"We’re really short sighted as a band in a lot of ways. We’re just like when’s our next show, how do we get ready for it?" Garrin says while talking about their plans for playing live this year. Although they don't have any plans to tour across the country any time soon, Mark says, "The good thing is the phone calls keep coming [to play local shows], so we’ve never really gotten to a point where it’s like OK we’re not playing for the next couple of months."
The band do notice that the reception of their audiences have been growing though. Steve talks more on this subject, saying, "We’ve all had bands where no one would come. There were many years where the reception wasn’t as good, but we had a blast still. So no matter what, we still do it. Now considering the response has been better, it put fire under our butts. We’re really thinking of the goals to improve and get better." Garrin adds, "It’s cool. We’ve played in bands before and we’re finally reaching this point where we’re like equally authentic and relatable. So we’re not having to give up anything and people still seem to like it so it’s like as long as we can do that, we’re good to go."
Throughout their years of playing music, they've also learned some important lessons. "You have to be vocal," Garrin says. "I feel like we’re fairly democratic. Even though the songwriting stuff is dictatorial, I feel like we’re all vocal about how we feel. We don’t ever leave the stage ticked off. Definitely in other bands there were times when I was like 'I did not enjoy this.' There’s nothing worse when you’re halfway through a set and you’re like 'I am not digging this,'" he continued. Steve elaborates on the process of being vocal with Garrin's songwriting, saying, "I feel like we shape the songs as a unit and add our own stank to them." Steve also says that they've learned to be more aware of what they're getting into, after having a weird experience playing at a benefit show. The most important lesson that Steve has learned, though, is that friendship comes first. "At the end of the day, I feel like we’re friends. We might not be the best band in terms of playing or we might not have some strengths that some bands have, but that stuff doesn’t really matter considering our goal is to learn and grow," he says.
They're proud of the QC music scene
Since Daytrotter Downs was actually my first time taking a trip to Quad Cities, I asked Mountain Swallower for the inside scoop on the best bands and venues. "We gotta rep Condor &Jaybird. They’re the band closest to us as far as bands we’ve played with the most," Garrin says, while Kirby shouts out local venue Rozz Tox as being the best place to play.
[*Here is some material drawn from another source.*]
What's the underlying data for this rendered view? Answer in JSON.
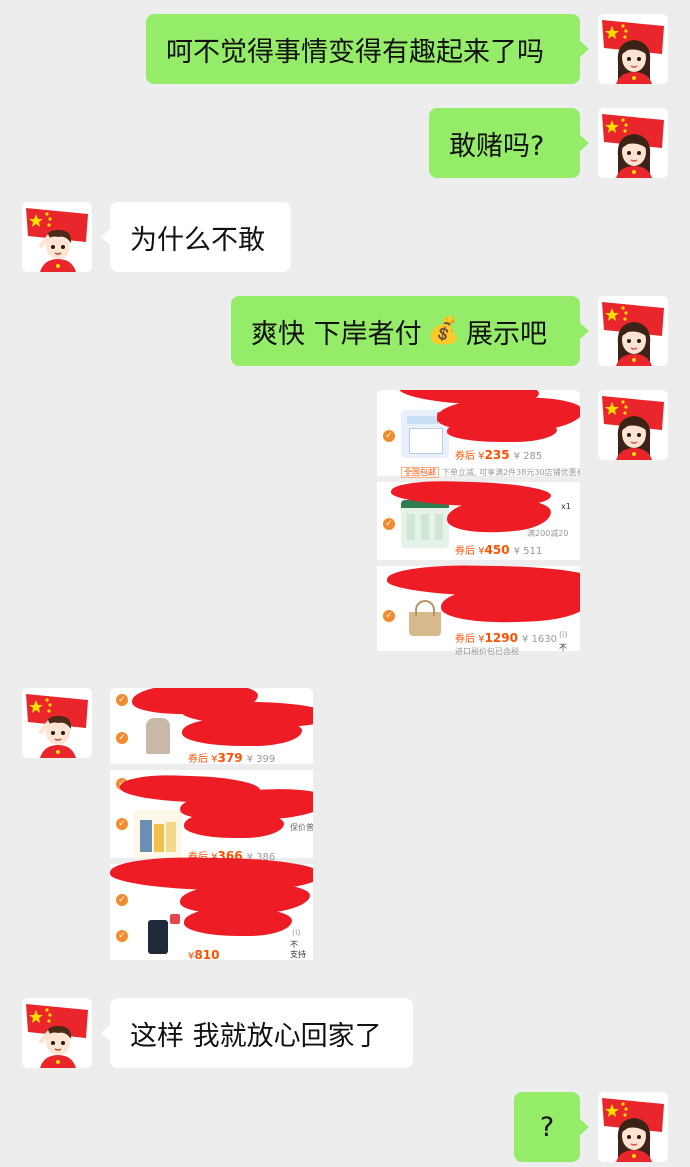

"I’ve heard it called a renaissance for Quad Cities lately," Steve says. Continuing on that subject, he says, "There really is a big upswing of creative people coming together. Years back when Garrin and I played and before that there were peaks and valleys for a while... it didn’t seem as cohesive or connected as now. But with Daytrotter and Rozz Tox, there’s so many bands that have snowballed into a community now. There’s a band called Closet Witch, they’re playing tomorrow. There’s so many...Archeress. All of these bands are worlds apart as far as how they sound, but it doesn’t matter because we’re all a community. We all do what we love to do."
Get to know the band even better by listening to their two releases, both self-titled. (I asked if there was a story behind having two self-titled albums, but they say a lack of a story got them there).